Work request — I would like you to return all of the records exactly as they stand.

Supplied material —
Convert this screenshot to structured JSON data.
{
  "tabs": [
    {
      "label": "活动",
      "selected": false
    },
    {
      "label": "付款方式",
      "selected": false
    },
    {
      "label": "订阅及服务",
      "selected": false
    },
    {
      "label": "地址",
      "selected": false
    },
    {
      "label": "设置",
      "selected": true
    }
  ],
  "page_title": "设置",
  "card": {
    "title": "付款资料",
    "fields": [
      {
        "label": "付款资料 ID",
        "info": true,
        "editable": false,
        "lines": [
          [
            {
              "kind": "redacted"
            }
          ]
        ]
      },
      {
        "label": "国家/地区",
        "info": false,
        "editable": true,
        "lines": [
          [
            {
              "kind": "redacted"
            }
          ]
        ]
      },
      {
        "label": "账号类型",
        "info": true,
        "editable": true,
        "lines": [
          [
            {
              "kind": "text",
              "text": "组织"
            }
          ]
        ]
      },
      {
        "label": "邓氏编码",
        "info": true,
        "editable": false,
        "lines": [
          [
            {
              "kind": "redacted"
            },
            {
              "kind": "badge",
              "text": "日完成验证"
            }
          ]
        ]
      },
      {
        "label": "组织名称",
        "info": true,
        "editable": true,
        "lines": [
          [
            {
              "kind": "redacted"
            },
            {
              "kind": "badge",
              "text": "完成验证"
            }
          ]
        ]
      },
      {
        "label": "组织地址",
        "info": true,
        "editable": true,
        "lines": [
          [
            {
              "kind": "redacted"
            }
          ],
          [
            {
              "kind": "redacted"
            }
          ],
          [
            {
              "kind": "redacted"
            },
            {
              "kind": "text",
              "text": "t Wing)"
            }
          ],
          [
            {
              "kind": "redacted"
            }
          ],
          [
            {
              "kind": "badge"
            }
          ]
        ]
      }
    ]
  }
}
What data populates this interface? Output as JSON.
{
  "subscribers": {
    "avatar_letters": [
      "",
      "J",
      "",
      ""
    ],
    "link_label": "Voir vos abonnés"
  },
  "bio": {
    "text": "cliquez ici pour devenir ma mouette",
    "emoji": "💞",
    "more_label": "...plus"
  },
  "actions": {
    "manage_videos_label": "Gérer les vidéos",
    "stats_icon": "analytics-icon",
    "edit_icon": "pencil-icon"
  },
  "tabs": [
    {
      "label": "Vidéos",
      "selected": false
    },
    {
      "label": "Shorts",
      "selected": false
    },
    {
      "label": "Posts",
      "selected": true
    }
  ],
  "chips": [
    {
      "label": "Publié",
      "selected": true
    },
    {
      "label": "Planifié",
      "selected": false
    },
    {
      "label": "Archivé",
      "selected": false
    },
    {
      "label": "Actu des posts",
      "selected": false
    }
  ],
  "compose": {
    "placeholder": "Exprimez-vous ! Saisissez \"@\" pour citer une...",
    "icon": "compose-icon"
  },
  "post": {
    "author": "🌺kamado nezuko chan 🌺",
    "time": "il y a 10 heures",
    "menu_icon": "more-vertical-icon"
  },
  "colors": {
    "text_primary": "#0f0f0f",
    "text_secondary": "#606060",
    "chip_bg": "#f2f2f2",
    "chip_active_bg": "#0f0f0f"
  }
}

Task response —
Convert this screenshot to structured JSON data.
{
  "tabs": [
    {
      "label": "活动",
      "selected": false
    },
    {
      "label": "付款方式",
      "selected": false
    },
    {
      "label": "订阅及服务",
      "selected": false
    },
    {
      "label": "地址",
      "selected": false
    },
    {
      "label": "设置",
      "selected": true
    }
  ],
  "page_title": "设置",
  "card": {
    "title": "付款资料",
    "fields": [
      {
        "label": "付款资料 ID",
        "info": true,
        "editable": false,
        "lines": [
          [
            {
              "kind": "redacted"
            }
          ]
        ]
      },
      {
        "label": "国家/地区",
        "info": false,
        "editable": true,
        "lines": [
          [
            {
              "kind": "redacted"
            }
          ]
        ]
      },
      {
        "label": "账号类型",
        "info": true,
        "editable": true,
        "lines": [
          [
            {
              "kind": "text",
              "text": "组织"
            }
          ]
        ]
      },
      {
        "label": "邓氏编码",
        "info": true,
        "editable": false,
        "lines": [
          [
            {
              "kind": "redacted"
            },
            {
              "kind": "badge",
              "text": "日完成验证"
            }
          ]
        ]
      },
      {
        "label": "组织名称",
        "info": true,
        "editable": true,
        "lines": [
          [
            {
              "kind": "redacted"
            },
            {
              "kind": "badge",
              "text": "完成验证"
            }
          ]
        ]
      },
      {
        "label": "组织地址",
        "info": true,
        "editable": true,
        "lines": [
          [
            {
              "kind": "redacted"
            }
          ],
          [
            {
              "kind": "redacted"
            }
          ],
          [
            {
              "kind": "redacted"
            },
            {
              "kind": "text",
              "text": "t Wing)"
            }
          ],
          [
            {
              "kind": "redacted"
            }
          ],
          [
            {
              "kind": "badge"
            }
          ]
        ]
      }
    ]
  }
}
What data populates this interface? Output as JSON.
{
  "subscribers": {
    "avatar_letters": [
      "",
      "J",
      "",
      ""
    ],
    "link_label": "Voir vos abonnés"
  },
  "bio": {
    "text": "cliquez ici pour devenir ma mouette",
    "emoji": "💞",
    "more_label": "...plus"
  },
  "actions": {
    "manage_videos_label": "Gérer les vidéos",
    "stats_icon": "analytics-icon",
    "edit_icon": "pencil-icon"
  },
  "tabs": [
    {
      "label": "Vidéos",
      "selected": false
    },
    {
      "label": "Shorts",
      "selected": false
    },
    {
      "label": "Posts",
      "selected": true
    }
  ],
  "chips": [
    {
      "label": "Publié",
      "selected": true
    },
    {
      "label": "Planifié",
      "selected": false
    },
    {
      "label": "Archivé",
      "selected": false
    },
    {
      "label": "Actu des posts",
      "selected": false
    }
  ],
  "compose": {
    "placeholder": "Exprimez-vous ! Saisissez \"@\" pour citer une...",
    "icon": "compose-icon"
  },
  "post": {
    "author": "🌺kamado nezuko chan 🌺",
    "time": "il y a 10 heures",
    "menu_icon": "more-vertical-icon"
  },
  "colors": {
    "text_primary": "#0f0f0f",
    "text_secondary": "#606060",
    "chip_bg": "#f2f2f2",
    "chip_active_bg": "#0f0f0f"
  }
}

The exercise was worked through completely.